By Peter Byron
For the Express
There are probably very few people on the lake who do not have an opinion about ‘jet-skis’. The numbers and types of the vessel officially called a ‘personal watercraft’ or PWC has multiplied over the years. Each version offers something new and exciting. Although they share regulations with other motorized vessels, there are a few differences. Let’s get everyone set for a safe summer.
What is a Personal Watercraft?

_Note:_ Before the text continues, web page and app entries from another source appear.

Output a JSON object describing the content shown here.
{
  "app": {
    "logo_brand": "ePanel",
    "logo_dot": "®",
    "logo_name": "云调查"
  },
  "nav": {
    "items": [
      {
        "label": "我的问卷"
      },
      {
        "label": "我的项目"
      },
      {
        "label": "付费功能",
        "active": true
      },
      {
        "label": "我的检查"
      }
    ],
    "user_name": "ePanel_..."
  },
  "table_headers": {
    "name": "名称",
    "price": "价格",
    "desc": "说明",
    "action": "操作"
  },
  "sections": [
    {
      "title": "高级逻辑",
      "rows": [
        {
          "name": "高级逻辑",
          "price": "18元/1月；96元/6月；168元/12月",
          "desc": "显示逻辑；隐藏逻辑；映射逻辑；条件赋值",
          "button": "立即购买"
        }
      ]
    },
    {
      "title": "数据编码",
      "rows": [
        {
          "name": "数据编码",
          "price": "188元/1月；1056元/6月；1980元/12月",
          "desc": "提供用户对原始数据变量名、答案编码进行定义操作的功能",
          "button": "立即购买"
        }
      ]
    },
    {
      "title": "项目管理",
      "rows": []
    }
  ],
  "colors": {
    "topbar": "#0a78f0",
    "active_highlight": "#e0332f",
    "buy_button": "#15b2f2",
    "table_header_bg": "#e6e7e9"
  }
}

A personal watercraft (PWC) is defined in New York State navigation law as: “a boat which uses an inboard motor powering a water jet pump as its primary source of motive power and which is designed to be operated by a person sitting, standing, or kneeling on, …. rather than in the conventional manner of sitting or standing inside the boat.” Two important features: (1) jet pump propulsion and (2) the operator sits or stands on the machine rather than in the machine. Now we know what it is.
What Makes the PWC Move?
The water jet pump causes the water entering the boat to exit with power or thrust into the water. The handlebar helps to direct the stream of water and the direction of the PWC. Without the water stream, the PWC will continue as our NYS Safe Boating manual says: “in the direction it was headed when the throttle was released.” It might be a good idea to practice before you need to avoid an obstruction on the lake.
What Should I Take With Me?
The operator of the PWC must carry a NYS Boating Safety Certificate (no one under the age of 14 can operate a PWC without someone over the age of 18 with them who has a boating safety certificate). Everyone on the PWC must wear a personal flotation device (PFD), in good condition, in the correct size and approved by the USCG. An inflatable PFD will not satisfy the requirement.
In addition to the above, the operator should have (1) PWC boat registration certificate, (2) sound producing device (how about a whistle connected to the PFD?), and (3) USCG daytime visual distress device (flag or visual distress signal). Might want to add a fire extinguisher but it is not required on the Great Sacandaga.
Now, you can attach the engine cut-off switch to your PFD and put your shades on.
Why Doesn’t the PWC Have Navigation Lights?
There may be multiple reasons for the lack of lights but the first and foremost is that the PWC may not operate between sunset and sunrise. Adding lights doesn’t change the requirement and operating in the dark in such a low profile vessel is dangerous and foolish. Please spread the word.
Why Do Some People Have a Less than Positive View of PWCs?
PWCs are great. They allow the operator to explore the waterways either slowly or more than slowly depending on conditions. A PWC is relatively easy to operate and provides a great backdrop for pictures.
All boat operators have to be aware of their neighbors both on the water as well as on shore and may not operate their vessel recklessly. New York State has three actions specifically defined as ‘reckless operation’ for PWCs: (1) weaving through congested traffic; (2) jumping the wake of another boat at an unreasonably close distance or when visibility is obstructed; and (3) swerving at the last possible moment to avoid collision (playing “chicken”). PWCs are prohibited within 500 feet of a swimming area unless the opposite shore is closer than 500 feet, or when launching or returning to the launch. (New York State Safe Boating: A Course on the Safe Operation of Boats and Personal Watercraft 2009)
Every ‘Captain’ of a personal watercraft has the ability to maintain, improve or destroy opinions about the PWC. Be courteous to your fellow boaters, watch your wake, enjoy your time on the water and help everyone become positive about PWCs.
The Great Sacandaga is great because of its panoramic views and for its variety of coves, landings and water stretches. It is also great because it is large enough to welcome many types of watercraft. Although we can’t explain everything about PWC operation in a short article, we invite you to continue your education through reading, courses and practice on the water.
Catch you on the water
Peter Byron holds a USCG Master License. He provides NYS Boater Safety classes on the Great Sacandaga for the Great Sacandaga Lake Association and is a founding partner of NAV-ED Services Group.NAV-ED Services Group is approved by the USCG to offer local courses and examinations for Captain, Master, License Renewal (NMT 100 Gross Tons), Assistance Towing, and Auxiliary Sail. Captain Byron can be contacted through www.nav-ed.com.